T10, T68, T54, MC. Jordan Spieth’s four starts since the restart do not ultimately inspire confidence in his return to greatness. We’ll continue to watch all-too-closely in hopes of some sort of reversal.

Tony Finau’s entry into the Great Golf Speed Race: A-

It feels like a bit of a shift that a guy like Tony Finau is taking the training wheels off and torpedoing drivers in preparation for his return to the PGA Tour, clearly some sort of answer to Bryson DeChambeau’s transformation (and win last week). Finau’s legendary speed made the rounds on social media, as did his home-course 59. Now it’s time to see it on the course.

Tiger Woods’ return: A

Maybe this should read as “the anticipation of Tiger’s return,” because with Woods, we should always believe it when we see it. But Woods should be arriving on property Monday or Tuesday this week and the show will be on.

The Tour has been chugging along again without fans, without majors — heck without even TV, this week. But for better or worse, once Tiger Woods gets re-involved everything else still feels like a bit of a secondary storyline. A rising tide lifts all boats, and even if Privacy isn’t making the trek up to dock on the banks of the Scioto River this week, the rest of the Tour should see a lift at one of its greatest annual tournaments.

We’ll be here to grade it out.

Dylan Dethier

Golf.com

Dylan Dethier is a senior writer for GOLF Magazine/GOLF.com, where he’s told the story of a strange cave in Mexico, a U.S. Open qualifier in Alaska and plenty in between. Dethier joined GOLF in 2017 after two years scuffling on the mini-tours. He is a Williamstown, Mass., native and a 2014 graduate of Williams College, where he majored in English.

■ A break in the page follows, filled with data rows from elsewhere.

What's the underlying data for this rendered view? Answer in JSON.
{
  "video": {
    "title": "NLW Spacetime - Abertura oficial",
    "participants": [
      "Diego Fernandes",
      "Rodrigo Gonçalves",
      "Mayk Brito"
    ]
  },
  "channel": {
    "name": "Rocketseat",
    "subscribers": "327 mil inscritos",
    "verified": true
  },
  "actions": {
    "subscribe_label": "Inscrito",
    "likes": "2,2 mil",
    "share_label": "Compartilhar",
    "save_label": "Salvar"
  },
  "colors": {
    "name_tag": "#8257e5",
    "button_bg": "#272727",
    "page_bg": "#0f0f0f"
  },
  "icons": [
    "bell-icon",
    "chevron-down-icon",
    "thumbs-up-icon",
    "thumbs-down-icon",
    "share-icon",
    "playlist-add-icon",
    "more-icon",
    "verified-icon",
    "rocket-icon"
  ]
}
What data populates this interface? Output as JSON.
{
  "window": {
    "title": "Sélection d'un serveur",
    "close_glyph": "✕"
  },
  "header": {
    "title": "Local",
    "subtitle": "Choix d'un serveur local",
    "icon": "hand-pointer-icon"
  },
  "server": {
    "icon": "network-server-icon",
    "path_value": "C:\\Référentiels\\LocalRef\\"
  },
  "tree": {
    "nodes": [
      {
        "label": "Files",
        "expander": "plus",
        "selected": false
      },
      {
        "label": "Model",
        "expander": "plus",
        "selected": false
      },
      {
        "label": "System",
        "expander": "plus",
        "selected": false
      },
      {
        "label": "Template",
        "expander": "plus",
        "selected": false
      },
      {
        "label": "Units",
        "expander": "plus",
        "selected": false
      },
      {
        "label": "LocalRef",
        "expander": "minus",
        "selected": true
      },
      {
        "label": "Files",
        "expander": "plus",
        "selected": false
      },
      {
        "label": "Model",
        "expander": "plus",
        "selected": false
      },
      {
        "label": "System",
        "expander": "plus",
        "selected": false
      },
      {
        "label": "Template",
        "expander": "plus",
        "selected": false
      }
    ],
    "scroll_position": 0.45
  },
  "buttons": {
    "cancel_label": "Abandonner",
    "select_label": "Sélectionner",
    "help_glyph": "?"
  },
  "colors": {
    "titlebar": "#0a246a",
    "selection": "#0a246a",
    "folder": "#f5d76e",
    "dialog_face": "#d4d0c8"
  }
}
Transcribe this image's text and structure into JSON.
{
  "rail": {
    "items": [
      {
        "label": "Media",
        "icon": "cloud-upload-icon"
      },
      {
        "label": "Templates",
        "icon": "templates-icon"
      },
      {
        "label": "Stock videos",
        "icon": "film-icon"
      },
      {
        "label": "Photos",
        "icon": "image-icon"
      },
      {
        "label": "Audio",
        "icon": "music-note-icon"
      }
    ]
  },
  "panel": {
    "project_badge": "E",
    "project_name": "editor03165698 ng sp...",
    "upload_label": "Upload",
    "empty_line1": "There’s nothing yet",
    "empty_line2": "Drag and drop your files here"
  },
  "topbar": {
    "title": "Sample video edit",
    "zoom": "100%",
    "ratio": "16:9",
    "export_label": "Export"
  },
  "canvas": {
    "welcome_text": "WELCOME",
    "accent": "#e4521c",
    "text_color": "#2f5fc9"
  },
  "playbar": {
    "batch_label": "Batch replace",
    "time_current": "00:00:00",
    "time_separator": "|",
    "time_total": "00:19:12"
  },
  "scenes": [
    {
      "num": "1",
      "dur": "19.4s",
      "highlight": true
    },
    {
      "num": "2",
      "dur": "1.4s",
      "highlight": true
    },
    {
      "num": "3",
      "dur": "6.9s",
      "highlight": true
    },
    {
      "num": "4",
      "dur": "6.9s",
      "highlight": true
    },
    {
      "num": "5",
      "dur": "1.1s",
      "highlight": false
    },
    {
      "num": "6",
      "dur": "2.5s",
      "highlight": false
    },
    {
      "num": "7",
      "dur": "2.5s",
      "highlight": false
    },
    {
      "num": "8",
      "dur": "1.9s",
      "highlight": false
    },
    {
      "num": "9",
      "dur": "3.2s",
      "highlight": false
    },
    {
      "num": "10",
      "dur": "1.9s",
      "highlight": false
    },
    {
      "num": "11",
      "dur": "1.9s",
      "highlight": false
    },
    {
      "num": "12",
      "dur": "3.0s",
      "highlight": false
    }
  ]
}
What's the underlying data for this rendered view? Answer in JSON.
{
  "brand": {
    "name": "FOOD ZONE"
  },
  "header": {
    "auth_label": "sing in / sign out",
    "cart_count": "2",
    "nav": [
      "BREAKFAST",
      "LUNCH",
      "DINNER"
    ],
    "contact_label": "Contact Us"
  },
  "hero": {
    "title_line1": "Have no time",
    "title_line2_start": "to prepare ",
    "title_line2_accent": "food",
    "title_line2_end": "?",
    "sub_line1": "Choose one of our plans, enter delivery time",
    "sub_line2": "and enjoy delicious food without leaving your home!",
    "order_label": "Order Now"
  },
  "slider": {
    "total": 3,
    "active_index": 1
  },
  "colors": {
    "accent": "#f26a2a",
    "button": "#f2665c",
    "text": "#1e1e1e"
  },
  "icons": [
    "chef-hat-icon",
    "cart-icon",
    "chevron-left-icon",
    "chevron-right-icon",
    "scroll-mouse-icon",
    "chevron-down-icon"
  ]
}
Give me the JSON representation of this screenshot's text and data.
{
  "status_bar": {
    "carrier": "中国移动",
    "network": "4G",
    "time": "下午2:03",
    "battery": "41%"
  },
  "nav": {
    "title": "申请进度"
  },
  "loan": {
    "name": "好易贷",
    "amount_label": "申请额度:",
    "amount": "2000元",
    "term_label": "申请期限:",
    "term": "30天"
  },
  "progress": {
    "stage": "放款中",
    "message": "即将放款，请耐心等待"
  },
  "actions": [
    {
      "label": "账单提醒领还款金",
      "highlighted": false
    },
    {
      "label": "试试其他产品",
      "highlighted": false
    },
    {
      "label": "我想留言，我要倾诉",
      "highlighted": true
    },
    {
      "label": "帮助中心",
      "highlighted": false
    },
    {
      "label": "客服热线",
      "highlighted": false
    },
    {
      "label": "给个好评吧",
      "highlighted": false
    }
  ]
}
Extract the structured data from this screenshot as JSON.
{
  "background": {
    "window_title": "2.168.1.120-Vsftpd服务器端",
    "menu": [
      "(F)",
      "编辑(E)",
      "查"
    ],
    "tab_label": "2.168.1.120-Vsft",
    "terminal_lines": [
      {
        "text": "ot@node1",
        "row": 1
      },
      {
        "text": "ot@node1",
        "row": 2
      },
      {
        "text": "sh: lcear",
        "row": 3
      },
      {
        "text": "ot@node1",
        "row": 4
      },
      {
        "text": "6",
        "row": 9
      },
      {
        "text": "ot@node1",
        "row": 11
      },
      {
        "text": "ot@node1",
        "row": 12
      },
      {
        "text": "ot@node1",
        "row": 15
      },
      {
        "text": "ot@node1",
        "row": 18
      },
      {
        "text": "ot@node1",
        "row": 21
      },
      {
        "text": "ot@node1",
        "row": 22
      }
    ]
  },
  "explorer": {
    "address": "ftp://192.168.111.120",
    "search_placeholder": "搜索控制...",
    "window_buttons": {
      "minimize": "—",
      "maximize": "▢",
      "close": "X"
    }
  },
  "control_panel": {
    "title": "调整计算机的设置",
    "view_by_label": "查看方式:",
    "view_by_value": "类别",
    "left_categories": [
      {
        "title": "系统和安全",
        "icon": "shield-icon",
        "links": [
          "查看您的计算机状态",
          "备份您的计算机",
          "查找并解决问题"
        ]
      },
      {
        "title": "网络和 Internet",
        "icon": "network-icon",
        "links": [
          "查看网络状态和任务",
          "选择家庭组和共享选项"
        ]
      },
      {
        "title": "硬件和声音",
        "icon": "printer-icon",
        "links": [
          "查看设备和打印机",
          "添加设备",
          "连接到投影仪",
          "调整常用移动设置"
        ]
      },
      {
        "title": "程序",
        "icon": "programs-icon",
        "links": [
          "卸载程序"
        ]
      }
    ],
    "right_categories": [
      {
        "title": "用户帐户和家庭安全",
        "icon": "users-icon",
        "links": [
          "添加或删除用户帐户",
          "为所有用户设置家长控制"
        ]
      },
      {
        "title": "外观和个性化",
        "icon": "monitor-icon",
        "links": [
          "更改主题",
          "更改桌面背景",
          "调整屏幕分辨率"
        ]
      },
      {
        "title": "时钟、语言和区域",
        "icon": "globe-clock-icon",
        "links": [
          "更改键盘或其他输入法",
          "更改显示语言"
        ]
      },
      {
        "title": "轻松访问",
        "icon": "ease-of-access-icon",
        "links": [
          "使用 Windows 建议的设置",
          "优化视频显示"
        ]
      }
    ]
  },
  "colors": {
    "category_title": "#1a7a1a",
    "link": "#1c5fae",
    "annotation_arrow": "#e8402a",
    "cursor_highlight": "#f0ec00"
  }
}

Dethier is the author of 18 in America, which details the year he spent as an 18-year-old living from his car and playing a round of golf in every state.